Masters stay on fast track
(February 25, 2004) — (Little Rock-AP) -- It looks like there will be a fast-paced finale to a dozen years of litigation over Arkansas public education standards. Two court-appointed special masters evaluating school-reform efforts plan a three-week schedule of testimony and legal argument filings ending March 18th. That will leave former state Supreme Court justices Brad Jesson and David Newbern about two weeks to prepare a report ordered by the Supreme Court. They must determine whether changes made by the legislature bring the public school system up to constitutional standards. A two-day hearing ended yesterday and the masters will take more testimony March tenth. In a special session, legislators constructed a new school funding formula, raised taxes by about 400 million dollars, set new curriculum and accountability standards and boosted teacher salaries. Jesson admonished lawyers who quarreled yesterday over whether the state provided crucial financial data to representatives of the poor eastern Arkansas district that successfully challenged the old funding formula.

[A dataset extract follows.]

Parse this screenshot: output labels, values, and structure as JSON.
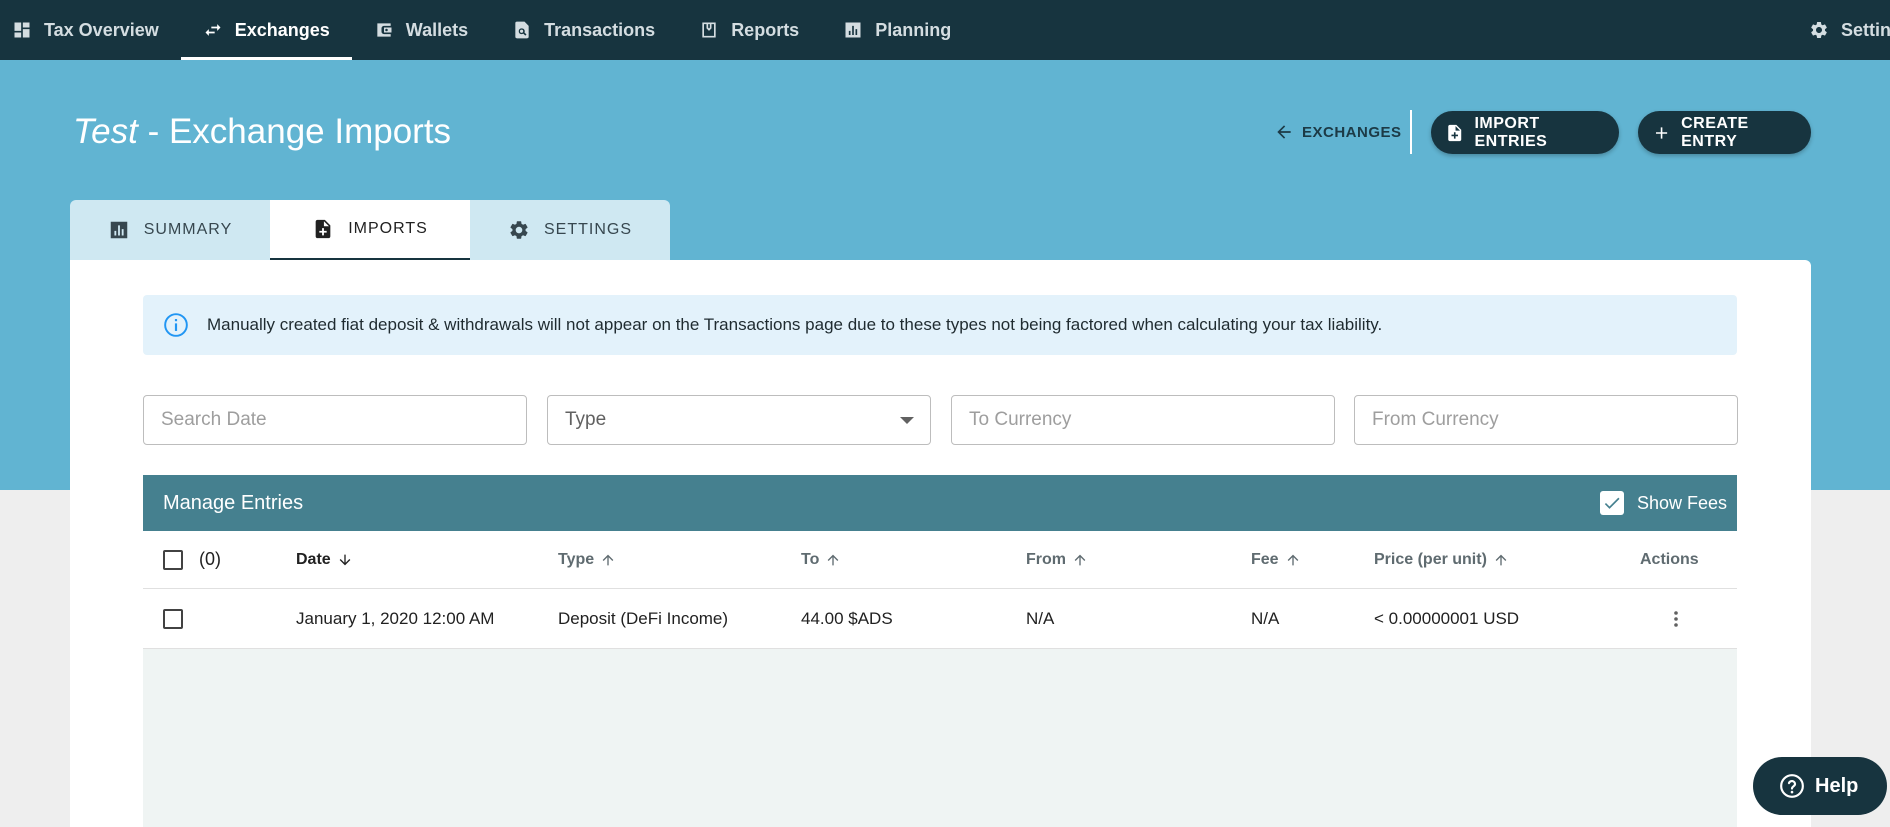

Jesson says the only way for the masters to make their assessment is if everyone involved works together.